Lawrence residents should prepare for a property tax rate increase, reduced hours on the T and a major cut to a touted social service program for students as part of the city's 2008 budget.
Plus, voters may be asked to approve a new sales tax in 2008.
A divided City Commission struggled late into the night Tuesday to shape next year's budget. Here's what they came up with, although several commissioners said they may seek to change the budget when they are scheduled to give it final approval Aug. 7:
l Increasing the mill levy by 0.42 mills to avoid some cuts in service to the Lawrence Transit System. But the mill levy increase does not avoid all cuts to the T. Under the new budget, the bus service would need to close at 6 p.m. instead of 8 p.m. Commissioners heard almost a solid hour of public comment against cutting the hours of the T.
l Eliminating $250,000 in funding for Bert Nash Community Mental Health Center's WRAP program, which places social workers in Lawrence schools to help troubled or at-risk students. Commissioners left open the possibility of restoring that funding if they learn that the Lawrence school district would continue to fund its share of the program, which has been approximately $300,000 in past years. But City Manager David Corliss shared an e-mail communication with Superintendent Randy Weseman, who said the funding likely would not be a part of the school district's budget.
l Providing a 2 percent wage increase for all city employees. But commissioners mainly are using the elimination of the WRAP funding to provide resources for the wage increase. If the WRAP funding is restored to the budget, the wage increase for city employees may be out.
The City Commission was anything but unanimous on the budget. Commissioners moved forward on the overall publication of the budget on a 3-2 vote, with Commissioners Boog Highberger and Mike Dever voting against it.
But each voted against it for different reasons. Dever said he did not feel comfortable providing the wage increase during such tight financial times, while Highberger opposed the cuts in T service.
Tuesday's vote was just the first step in approving the budget. Commissioners must give final approval to the budget on Aug. 7. At that meeting, commissioners can lower the amount of money they've agreed to spend in 2008, but cannot increase it. That means the cut in service hours to the T is likely to stick.
A crowd of about 50 people came to the meeting, with most there to discuss the possible T cuts. Several members of the crowd told commissioners they would be willing to spend more in property taxes to avoid cuts in service to the T. They said the system was critical to getting people to their jobs, and that a cut in hours would be a hardship for many people who rely on the T.
Highberger and Mayor Sue Hack sided with the crowd, although Hack ultimately voted for the reduction in hours in an effort to move the budget forward. All five commissioners said they supported efforts to merge the T system with Kansas University's transit systems. But Commissioners Mike Amyx, Rob Chestnut and Dever said they couldn't support increasing the mill levy any more than 0.42 mills.
Sales tax proposal

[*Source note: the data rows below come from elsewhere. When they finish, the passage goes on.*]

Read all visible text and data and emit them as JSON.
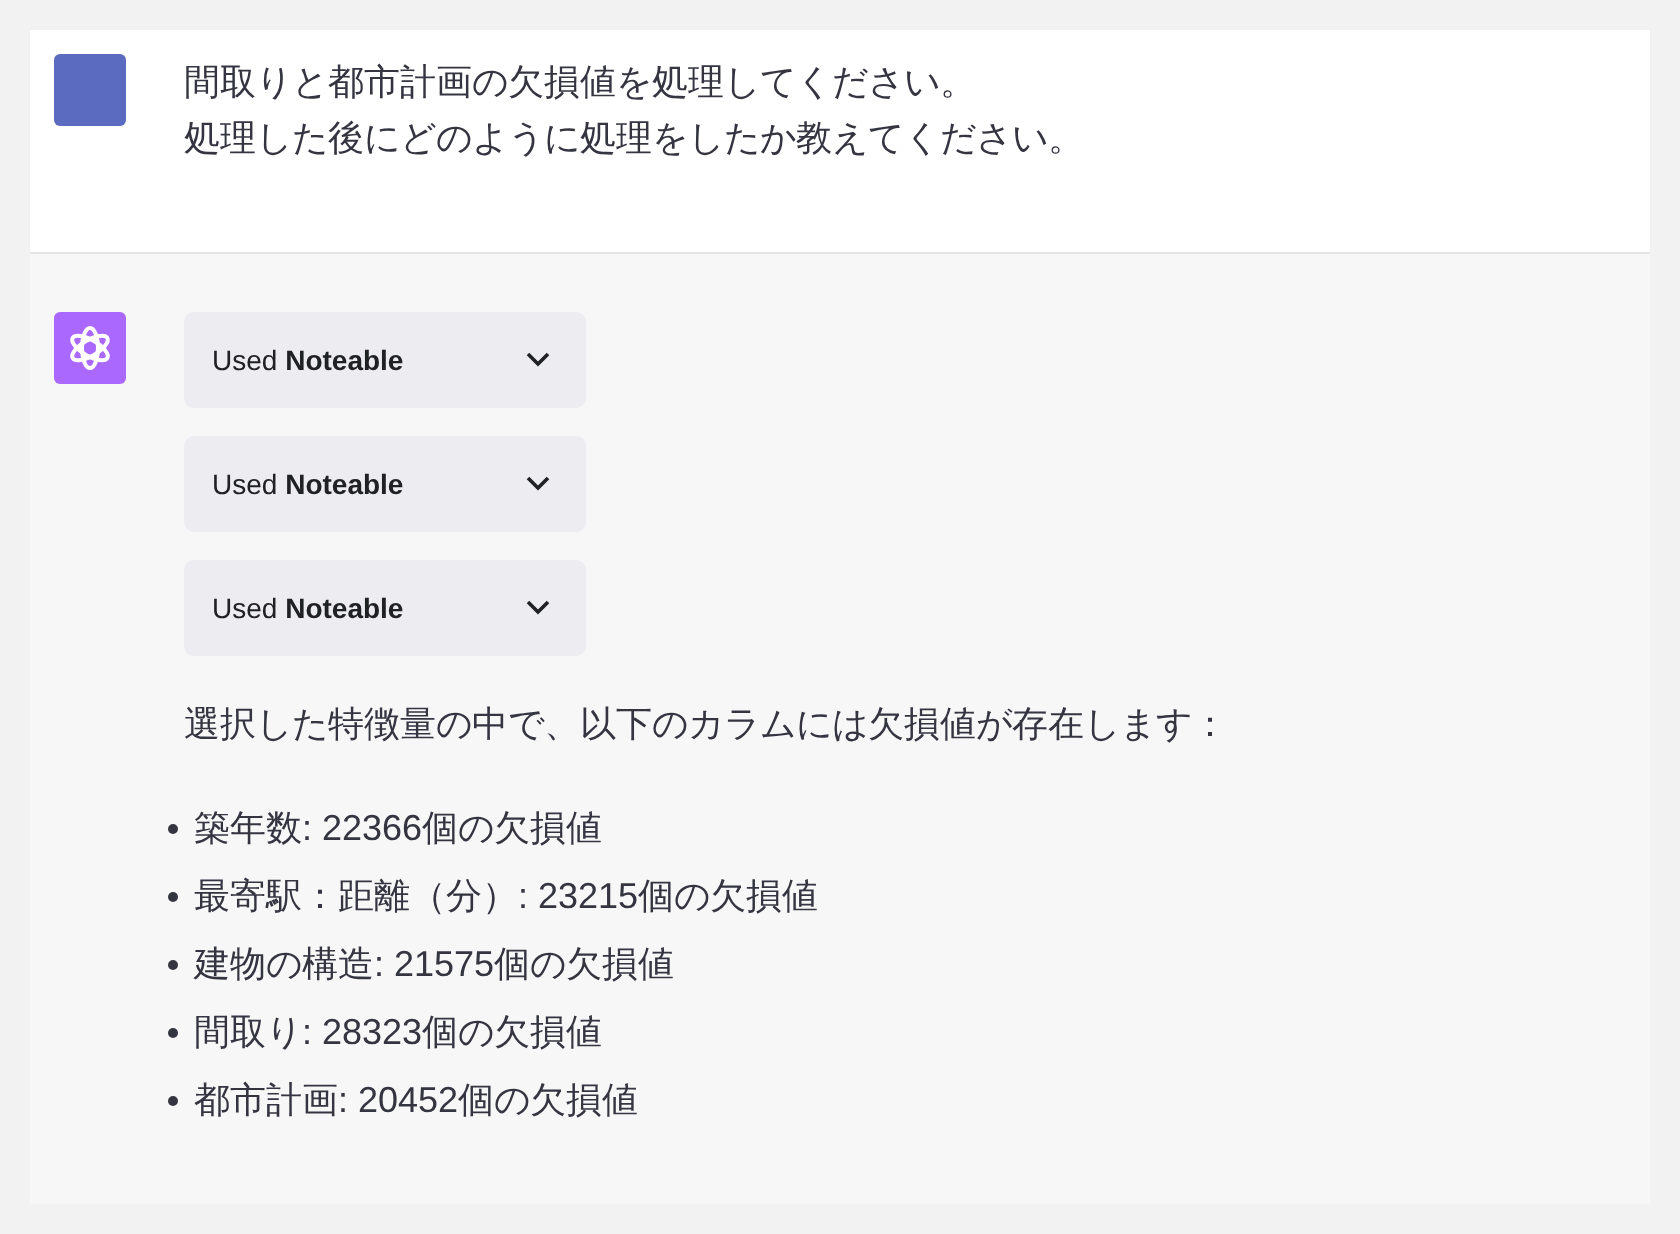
{
  "user_message": {
    "lines": [
      "間取りと都市計画の欠損値を処理してください。",
      "処理した後にどのように処理をしたか教えてください。"
    ]
  },
  "assistant_message": {
    "tool_calls": [
      {
        "label": "Used **Noteable**",
        "expanded": false
      },
      {
        "label": "Used **Noteable**",
        "expanded": false
      },
      {
        "label": "Used **Noteable**",
        "expanded": false
      }
    ],
    "paragraph": "選択した特徴量の中で、以下のカラムには欠損値が存在します：",
    "bullets": [
      "築年数: 22366個の欠損値",
      "最寄駅：距離（分）: 23215個の欠損値",
      "建物の構造: 21575個の欠損値",
      "間取り: 28323個の欠損値",
      "都市計画: 20452個の欠損値"
    ]
  }
}
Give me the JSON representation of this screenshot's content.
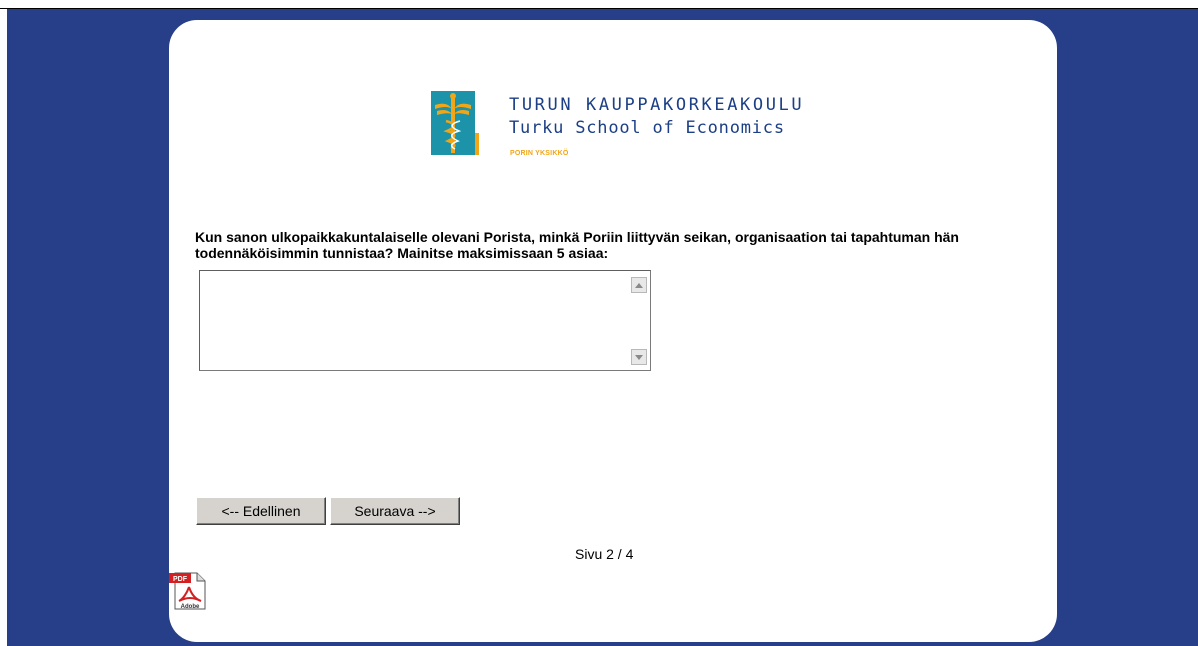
{
  "logo": {
    "title": "TURUN KAUPPAKORKEAKOULU",
    "subtitle": "Turku School of Economics",
    "unit": "PORIN YKSIKKÖ",
    "colors": {
      "teal": "#1c93a8",
      "gold": "#f2a516",
      "navy": "#1c3f86"
    }
  },
  "question": {
    "text": "Kun sanon ulkopaikkakuntalaiselle olevani Porista, minkä Poriin liittyvän seikan, organisaation tai tapahtuman hän todennäköisimmin tunnistaa? Mainitse maksimissaan 5 asiaa:",
    "answer_value": ""
  },
  "navigation": {
    "prev_label": "<-- Edellinen",
    "next_label": "Seuraava -->",
    "page_indicator": "Sivu 2 / 4"
  },
  "pdf_icon": {
    "badge": "PDF",
    "label": "Adobe",
    "icon": "pdf-icon"
  },
  "colors": {
    "background": "#263f88",
    "card": "#ffffff",
    "button_face": "#d6d3ce"
  }
}
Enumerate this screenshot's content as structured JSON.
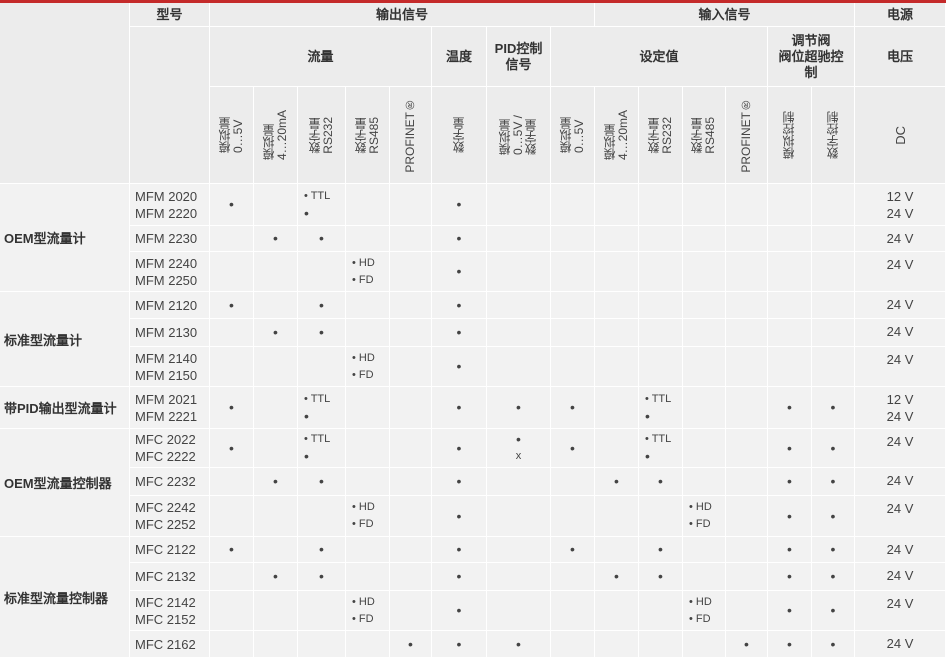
{
  "header": {
    "model": "型号",
    "output_signal": "输出信号",
    "input_signal": "输入信号",
    "power": "电源",
    "flow": "流量",
    "temp": "温度",
    "pid_output_signal": "PID控制\n信号",
    "setpoint": "设定值",
    "valve": "调节阀\n阀位超驰控\n制",
    "voltage": "电压",
    "cols": [
      "模拟量\n0…5V",
      "模拟量\n4…20mA",
      "数字量\nRS232",
      "数字量\nRS485",
      "PROFINET®",
      "数字量",
      "模拟量\n0…5V /\n数字量",
      "模拟量\n0…5V",
      "模拟量\n4…20mA",
      "数字量\nRS232",
      "数字量\nRS485",
      "PROFINET®",
      "模拟控制",
      "数字控制",
      "DC"
    ]
  },
  "groups": [
    {
      "name": "OEM型流量计"
    },
    {
      "name": "标准型流量计"
    },
    {
      "name": "带PID输出型流量计"
    },
    {
      "name": "OEM型流量控制器"
    },
    {
      "name": "标准型流量控制器"
    }
  ],
  "rows": [
    {
      "models": [
        "MFM 2020",
        "MFM 2220"
      ],
      "cells": {
        "c1": [
          "•"
        ],
        "c3": [
          "• TTL",
          "•"
        ],
        "c6": [
          "•"
        ]
      },
      "power": [
        "12 V",
        "24 V"
      ]
    },
    {
      "models": [
        "MFM 2230"
      ],
      "cells": {
        "c2": [
          "•"
        ],
        "c3": [
          "•"
        ],
        "c6": [
          "•"
        ]
      },
      "power": [
        "24 V"
      ]
    },
    {
      "models": [
        "MFM 2240",
        "MFM 2250"
      ],
      "cells": {
        "c4": [
          "• HD",
          "• FD"
        ],
        "c6": [
          "•"
        ]
      },
      "power": [
        "24 V"
      ]
    },
    {
      "models": [
        "MFM 2120"
      ],
      "cells": {
        "c1": [
          "•"
        ],
        "c3": [
          "•"
        ],
        "c6": [
          "•"
        ]
      },
      "power": [
        "24 V"
      ]
    },
    {
      "models": [
        "MFM 2130"
      ],
      "cells": {
        "c2": [
          "•"
        ],
        "c3": [
          "•"
        ],
        "c6": [
          "•"
        ]
      },
      "power": [
        "24 V"
      ]
    },
    {
      "models": [
        "MFM 2140",
        "MFM 2150"
      ],
      "cells": {
        "c4": [
          "• HD",
          "• FD"
        ],
        "c6": [
          "•"
        ]
      },
      "power": [
        "24 V"
      ]
    },
    {
      "models": [
        "MFM 2021",
        "MFM 2221"
      ],
      "cells": {
        "c1": [
          "•"
        ],
        "c3": [
          "• TTL",
          "•"
        ],
        "c6": [
          "•"
        ],
        "c7": [
          "•"
        ],
        "c8": [
          "•"
        ],
        "c10": [
          "• TTL",
          "•"
        ],
        "c13": [
          "•"
        ],
        "c14": [
          "•"
        ]
      },
      "power": [
        "12 V",
        "24 V"
      ]
    },
    {
      "models": [
        "MFC 2022",
        "MFC 2222"
      ],
      "cells": {
        "c1": [
          "•"
        ],
        "c3": [
          "• TTL",
          "•"
        ],
        "c6": [
          "•"
        ],
        "c7": [
          "•",
          "x"
        ],
        "c8": [
          "•"
        ],
        "c10": [
          "• TTL",
          "•"
        ],
        "c13": [
          "•"
        ],
        "c14": [
          "•"
        ]
      },
      "power": [
        "24 V"
      ]
    },
    {
      "models": [
        "MFC 2232"
      ],
      "cells": {
        "c2": [
          "•"
        ],
        "c3": [
          "•"
        ],
        "c6": [
          "•"
        ],
        "c9": [
          "•"
        ],
        "c10": [
          "•"
        ],
        "c13": [
          "•"
        ],
        "c14": [
          "•"
        ]
      },
      "power": [
        "24 V"
      ]
    },
    {
      "models": [
        "MFC 2242",
        "MFC 2252"
      ],
      "cells": {
        "c4": [
          "• HD",
          "• FD"
        ],
        "c6": [
          "•"
        ],
        "c11": [
          "• HD",
          "• FD"
        ],
        "c13": [
          "•"
        ],
        "c14": [
          "•"
        ]
      },
      "power": [
        "24 V"
      ]
    },
    {
      "models": [
        "MFC 2122"
      ],
      "cells": {
        "c1": [
          "•"
        ],
        "c3": [
          "•"
        ],
        "c6": [
          "•"
        ],
        "c8": [
          "•"
        ],
        "c10": [
          "•"
        ],
        "c13": [
          "•"
        ],
        "c14": [
          "•"
        ]
      },
      "power": [
        "24 V"
      ]
    },
    {
      "models": [
        "MFC 2132"
      ],
      "cells": {
        "c2": [
          "•"
        ],
        "c3": [
          "•"
        ],
        "c6": [
          "•"
        ],
        "c9": [
          "•"
        ],
        "c10": [
          "•"
        ],
        "c13": [
          "•"
        ],
        "c14": [
          "•"
        ]
      },
      "power": [
        "24 V"
      ]
    },
    {
      "models": [
        "MFC 2142",
        "MFC 2152"
      ],
      "cells": {
        "c4": [
          "• HD",
          "• FD"
        ],
        "c6": [
          "•"
        ],
        "c11": [
          "• HD",
          "• FD"
        ],
        "c13": [
          "•"
        ],
        "c14": [
          "•"
        ]
      },
      "power": [
        "24 V"
      ]
    },
    {
      "models": [
        "MFC 2162"
      ],
      "cells": {
        "c5": [
          "•"
        ],
        "c6": [
          "•"
        ],
        "c7": [
          "•"
        ],
        "c12": [
          "•"
        ],
        "c13": [
          "•"
        ],
        "c14": [
          "•"
        ]
      },
      "power": [
        "24 V"
      ]
    }
  ]
}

There's an outside chance that the city may not increase the mill levy that much. Amyx was pushing a plan that would eliminate the need for a property tax rate increase in 2008. But it would do so by cutting about $400,000 to $600,000 in funding from the proposed street maintenance budget in 2008.
Amyx said he would be comfortable reducing the street maintenance budget in 2008, as long as commissioners placed a new half-cent sales tax proposal on the ballot for voters in 2008.
Amyx is proposing that the half-cent sales tax, which would expire in five years, be used entirely to fund street maintenance and sidewalks. He's estimating it would generate $25 million to $30 million during the five-year period.
But he also concedes that there is risk to the plan. Commissioners have no way of knowing whether voters would approve the new sales tax. It cannot be adopted without voter approval.
All five commissioners expressed support for putting a half-cent sales tax issue on a future ballot, although they did not specify a date. All five also said they would want the majority of the sales tax to be used for street issues, but Hack, Dever and Chestnut also said they would want part of the money to go toward preparing land for future economic development projects.
But a majority among the commission did not emerge for Amyx's plan to cut street maintenance funds this year in an effort to keep the mill levy steady.
"I'm not willing to gamble on that," Highberger said. "I don't think that would be responsible."
Amyx, though, said he thinks it is the best way to give a sales tax a fair chance of being approved by the voters.
"I don't think we can get a sales tax passed at the same time we have a property tax increase," Amyx said.